Say we brought in a striker and paid him £40,000 a week. If Kyogo demanded that he would have a case; Kyogo is arguably the kind of player who could go out and get that money somewhere else. But Mikey Johnston would be laughed out of the room if he attempted to re-negotiate his contract to get something similar because he’s just not worth it and most of the players who Sutton thinks would be “lining up outside the manager’s door” aren’t worth it either.
They’re not going to leave Celtic and get paid that kind of money. Their salary is in line with what they can do on the pitch, and that’s where this argument has always fallen on its backside. Celtic sets the wage cap at a point where we stand next to no chance of keeping a player who knows he can have much more money elsewhere … but there is a solution.
Your solid, core group of players, you pay them what they are worth. Since we’re not talking about elite players here, that will be never be stratospheric £100,000 a week earnings.
You pay them enough so that they don’t feel they need to go out in search of the Promised Land of Milk and Honey. And yeah, you can’t afford that core group to get too big … so you work with a smaller squad. We ought to be doing that anyway.

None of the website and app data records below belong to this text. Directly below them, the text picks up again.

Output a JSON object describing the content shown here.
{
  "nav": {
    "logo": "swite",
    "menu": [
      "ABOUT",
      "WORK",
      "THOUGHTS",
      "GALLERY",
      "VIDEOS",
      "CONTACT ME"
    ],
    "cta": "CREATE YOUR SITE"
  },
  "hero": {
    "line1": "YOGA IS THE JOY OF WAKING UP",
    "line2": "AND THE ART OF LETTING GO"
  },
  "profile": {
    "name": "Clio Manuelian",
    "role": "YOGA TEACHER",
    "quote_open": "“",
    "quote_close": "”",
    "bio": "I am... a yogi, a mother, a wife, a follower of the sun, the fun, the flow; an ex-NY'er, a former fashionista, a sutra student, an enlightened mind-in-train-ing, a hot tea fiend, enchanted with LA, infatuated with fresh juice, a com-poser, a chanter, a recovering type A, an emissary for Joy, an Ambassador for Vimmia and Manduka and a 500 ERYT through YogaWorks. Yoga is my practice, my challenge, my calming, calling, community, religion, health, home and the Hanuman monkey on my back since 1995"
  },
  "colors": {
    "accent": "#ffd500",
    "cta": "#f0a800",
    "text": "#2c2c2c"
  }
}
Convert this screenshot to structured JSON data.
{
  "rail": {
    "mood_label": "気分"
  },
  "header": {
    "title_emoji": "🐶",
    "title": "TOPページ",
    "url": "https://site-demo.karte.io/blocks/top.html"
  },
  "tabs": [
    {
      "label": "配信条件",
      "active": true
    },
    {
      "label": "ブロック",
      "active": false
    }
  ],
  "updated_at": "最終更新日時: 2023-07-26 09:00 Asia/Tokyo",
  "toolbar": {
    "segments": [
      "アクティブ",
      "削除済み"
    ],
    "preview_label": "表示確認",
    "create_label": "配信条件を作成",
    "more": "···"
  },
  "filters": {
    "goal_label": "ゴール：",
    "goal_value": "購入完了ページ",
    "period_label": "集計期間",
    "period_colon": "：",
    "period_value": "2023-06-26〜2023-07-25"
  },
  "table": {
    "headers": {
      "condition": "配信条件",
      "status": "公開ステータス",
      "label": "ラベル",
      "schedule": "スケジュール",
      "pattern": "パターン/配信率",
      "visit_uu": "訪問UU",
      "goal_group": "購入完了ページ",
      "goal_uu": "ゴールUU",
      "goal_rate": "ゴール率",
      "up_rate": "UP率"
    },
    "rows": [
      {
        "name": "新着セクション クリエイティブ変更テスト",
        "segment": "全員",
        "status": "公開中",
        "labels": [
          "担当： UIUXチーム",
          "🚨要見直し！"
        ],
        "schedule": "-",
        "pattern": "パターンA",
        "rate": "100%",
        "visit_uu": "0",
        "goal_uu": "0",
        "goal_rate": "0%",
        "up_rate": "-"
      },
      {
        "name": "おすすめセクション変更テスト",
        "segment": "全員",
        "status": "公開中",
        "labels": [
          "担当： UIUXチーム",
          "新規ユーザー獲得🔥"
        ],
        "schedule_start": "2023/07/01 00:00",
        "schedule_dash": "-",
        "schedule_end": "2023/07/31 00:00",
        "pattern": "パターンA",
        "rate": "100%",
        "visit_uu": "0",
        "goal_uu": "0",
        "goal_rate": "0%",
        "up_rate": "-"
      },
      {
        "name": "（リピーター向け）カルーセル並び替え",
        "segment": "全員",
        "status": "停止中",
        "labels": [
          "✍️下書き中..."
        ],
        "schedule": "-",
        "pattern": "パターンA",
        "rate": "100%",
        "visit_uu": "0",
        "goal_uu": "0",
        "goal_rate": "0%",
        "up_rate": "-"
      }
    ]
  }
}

We have over 30 players in the first team squad right now and the manager wants more. Why does he think he needs more? Because he’s judged that a large number of players in this squad are below the standard he thinks is required to make us a better team.

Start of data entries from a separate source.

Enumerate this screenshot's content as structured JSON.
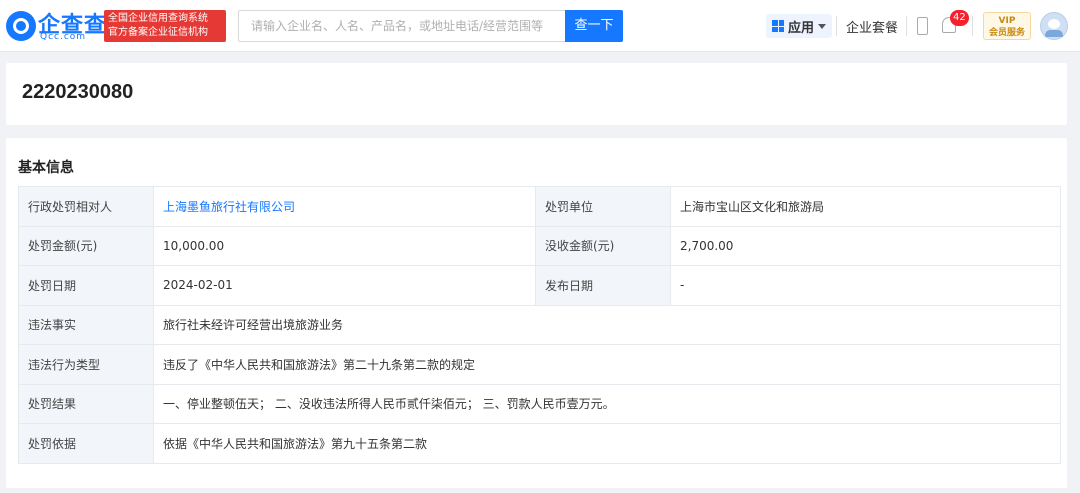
{
  "header": {
    "logo_text": "企查查",
    "logo_sub": "Qcc.com",
    "badge_line1": "全国企业信用查询系统",
    "badge_line2": "官方备案企业征信机构",
    "search_placeholder": "请输入企业名、人名、产品名，或地址电话/经营范围等",
    "search_button": "查一下",
    "apps_label": "应用",
    "package_label": "企业套餐",
    "notification_count": "42",
    "vip_top": "VIP",
    "vip_bottom": "会员服务"
  },
  "record": {
    "id": "2220230080"
  },
  "basic_info": {
    "title": "基本信息",
    "rows": [
      {
        "label1": "行政处罚相对人",
        "value1": "上海墨鱼旅行社有限公司",
        "label2": "处罚单位",
        "value2": "上海市宝山区文化和旅游局"
      },
      {
        "label1": "处罚金额(元)",
        "value1": "10,000.00",
        "label2": "没收金额(元)",
        "value2": "2,700.00"
      },
      {
        "label1": "处罚日期",
        "value1": "2024-02-01",
        "label2": "发布日期",
        "value2": "-"
      }
    ],
    "full_rows": [
      {
        "label": "违法事实",
        "value": "旅行社未经许可经营出境旅游业务"
      },
      {
        "label": "违法行为类型",
        "value": "违反了《中华人民共和国旅游法》第二十九条第二款的规定"
      },
      {
        "label": "处罚结果",
        "value": "一、停业整顿伍天； 二、没收违法所得人民币贰仟柒佰元； 三、罚款人民币壹万元。"
      },
      {
        "label": "处罚依据",
        "value": "依据《中华人民共和国旅游法》第九十五条第二款"
      }
    ]
  },
  "colors": {
    "brand_blue": "#1677ff",
    "badge_red": "#e53935",
    "label_bg": "#f2f6fb"
  }
}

Our squad is too large, and here’s the important bit, it’s too expensive. A smaller squad, with better players and better wages for them, would probably not cost us significantly more than the current one does. I won’t say it would cost less, but it wouldn’t bankrupt us.
The math on this is so simple you can do it on the back of a stamp; a £2 million project player costs, in just the transfer fee, the same amount of money as upping the weekly salary of your best four players by £10,000 a week does. Or you could split the £40,000 between two players. Or even just pay one guy the kind of money that will keep him at the club for years to come and let you build the entre team around him.

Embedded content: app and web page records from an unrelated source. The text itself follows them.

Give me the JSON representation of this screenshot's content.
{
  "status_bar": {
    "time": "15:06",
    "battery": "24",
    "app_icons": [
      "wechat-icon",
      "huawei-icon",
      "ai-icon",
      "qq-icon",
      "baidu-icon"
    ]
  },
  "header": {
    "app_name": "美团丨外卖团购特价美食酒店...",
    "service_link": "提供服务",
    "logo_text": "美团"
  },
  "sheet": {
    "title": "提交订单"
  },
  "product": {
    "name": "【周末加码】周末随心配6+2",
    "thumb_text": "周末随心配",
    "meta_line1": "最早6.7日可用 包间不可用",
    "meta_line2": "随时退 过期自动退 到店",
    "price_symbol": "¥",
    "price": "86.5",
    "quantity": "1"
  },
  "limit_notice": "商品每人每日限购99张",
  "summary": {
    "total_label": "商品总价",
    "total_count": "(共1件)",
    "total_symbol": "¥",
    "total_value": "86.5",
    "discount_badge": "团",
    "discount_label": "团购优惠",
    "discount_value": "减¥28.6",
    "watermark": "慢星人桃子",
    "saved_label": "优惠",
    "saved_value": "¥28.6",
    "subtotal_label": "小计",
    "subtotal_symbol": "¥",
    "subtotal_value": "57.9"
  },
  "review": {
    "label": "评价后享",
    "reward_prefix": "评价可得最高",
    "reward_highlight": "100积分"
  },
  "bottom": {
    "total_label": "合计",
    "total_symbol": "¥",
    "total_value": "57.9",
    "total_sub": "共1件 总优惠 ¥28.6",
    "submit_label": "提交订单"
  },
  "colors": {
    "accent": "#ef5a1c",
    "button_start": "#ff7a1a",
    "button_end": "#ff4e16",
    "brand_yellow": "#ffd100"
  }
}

Here’s the thing; it’s obvious that something is going on at the club which takes this into account. The new deals for Maeda, Kyogo, McGregor and Abada are a recognition that we actually can keep together the core of this team by pushing the boat out a little further in terms of salaries. If we’re on the brink of new deals for Hatate and O’Riley, as some have suggested, that’s even better news and means that we are starting to see this as a serious prospect.
That almost invalidates Sutton’s argument on its own. Because if we’re willing to do it for these guys then the justification for us buying some decent players in the 25-28 age bracket and paying then what their experience is worth virtually sells itself … and this, I’m sure, is something that Rodgers has gotten through to those who are running the show.
I see signs that we’re moving in the right direction. I suspect Rodgers is a much more satisfied man looking at the squad now than his frustration with the window allowed for. With some time to look at what he has available to him, I reckon he sees the long-term potential of this team if we can keep the guts of it together and add to it bit by bit.
We have big, big money sitting in the bank. But the potential for even more money is obvious in the proposed changes to the Champions League, riches we hope to be able to secure.
With this manager at the helm we really can do big things if he gets the backing … and the resources are there to do it. We need to break out of this defeatist mind-set in the transfer market though, and this idea that we are somehow unable to reach further than we do isn’t true in the slightest. We have chosen not to, and that’s a choice we can change any time we like.